How to protect your credit score
Here are some ways to protect your credit score when refinancing:
Timing. Homeowners usually think about refinancing to lower their monthly payments when interest rates dip. Refinancing makes the most sense, mortgage experts agree, if you can lower your interest rate by at least 0.75%.
Because you will pay closing costs when refinancing, you might consider if you will be in the house long enough to recoup that expense. If you save $200 per month by refinancing, for example, but pay $4,000 in closing costs, that would take you 20 months to break even.
Credit check yourself. This is a good thing to do before applying to see if you would qualify for a new loan. It should be noted: soft inquiries like this do not affect your credit.

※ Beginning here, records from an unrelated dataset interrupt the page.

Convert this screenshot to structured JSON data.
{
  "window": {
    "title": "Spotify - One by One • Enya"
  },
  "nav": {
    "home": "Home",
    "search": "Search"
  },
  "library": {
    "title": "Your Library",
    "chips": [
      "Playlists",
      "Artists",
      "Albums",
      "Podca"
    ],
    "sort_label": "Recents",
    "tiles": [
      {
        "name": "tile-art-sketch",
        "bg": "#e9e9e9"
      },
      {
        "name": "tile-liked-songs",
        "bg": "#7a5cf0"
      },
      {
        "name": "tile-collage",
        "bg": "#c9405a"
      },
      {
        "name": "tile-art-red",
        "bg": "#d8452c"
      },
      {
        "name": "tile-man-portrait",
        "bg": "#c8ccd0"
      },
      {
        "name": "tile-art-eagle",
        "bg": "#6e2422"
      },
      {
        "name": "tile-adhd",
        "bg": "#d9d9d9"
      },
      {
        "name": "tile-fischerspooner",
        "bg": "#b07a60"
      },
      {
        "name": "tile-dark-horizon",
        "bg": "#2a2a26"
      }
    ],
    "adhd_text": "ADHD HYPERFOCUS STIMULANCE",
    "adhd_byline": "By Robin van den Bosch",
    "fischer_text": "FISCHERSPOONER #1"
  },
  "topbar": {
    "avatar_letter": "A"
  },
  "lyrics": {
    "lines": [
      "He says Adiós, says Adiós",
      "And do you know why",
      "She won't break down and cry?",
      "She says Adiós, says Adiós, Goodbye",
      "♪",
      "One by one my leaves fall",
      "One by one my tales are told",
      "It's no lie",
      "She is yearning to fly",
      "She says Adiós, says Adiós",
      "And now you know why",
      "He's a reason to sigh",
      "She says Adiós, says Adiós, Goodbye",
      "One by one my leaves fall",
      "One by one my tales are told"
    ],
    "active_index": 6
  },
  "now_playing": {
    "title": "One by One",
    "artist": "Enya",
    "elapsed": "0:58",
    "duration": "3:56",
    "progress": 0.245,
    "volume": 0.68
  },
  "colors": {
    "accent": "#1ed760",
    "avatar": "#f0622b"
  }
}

Space out refinancing. FICO scores take into account inquiries from the past 12 months only; hard inquiries remain on your credit reports for up to two years. That means you might want to wait at least a year before refinancing again if you have done so recently. Doing so means new credit inquiries will not accumulate with the first refinancing.
Do not open more credit accounts. It is a good idea to stop using credit until you close on refinancing. In the meantime, you can keep your credit strong by tackling your high-interest debts and paying your bills promptly.
Compare offers. Shop. Submit applications with a few different lenders and compare their offers. It is always a great strategy for saving your money. The key to shopping around like that is to submit multiple inquiries within a specific time period to avoid negatively impacting your score.
Tips on how to prepare for refinancing your home
The following are good things to keep in mind when getting ready for a refinance:
Check your credit history. You can do this through either of the major credit bureaus or for free through your credit card issuer or your bank.
Clean up errors. There is a chance that your credit report is lower than it ought to be due to derogatory or false marks. You can dispute these by contacting a credit bureau.
Get pre-qualified. Source the best offer for you by shopping around with multiple lenders.
Organize your paperwork. Prior to finishing your application, prepare your financial documents and tax forms.
Complete application. This step can be completed after you have decided on a lender who offers the best repayment terms and interest rate for you.
Keep paying your current loan. The process of repaying your current loan is incomplete until your new refinancing lender tells you so.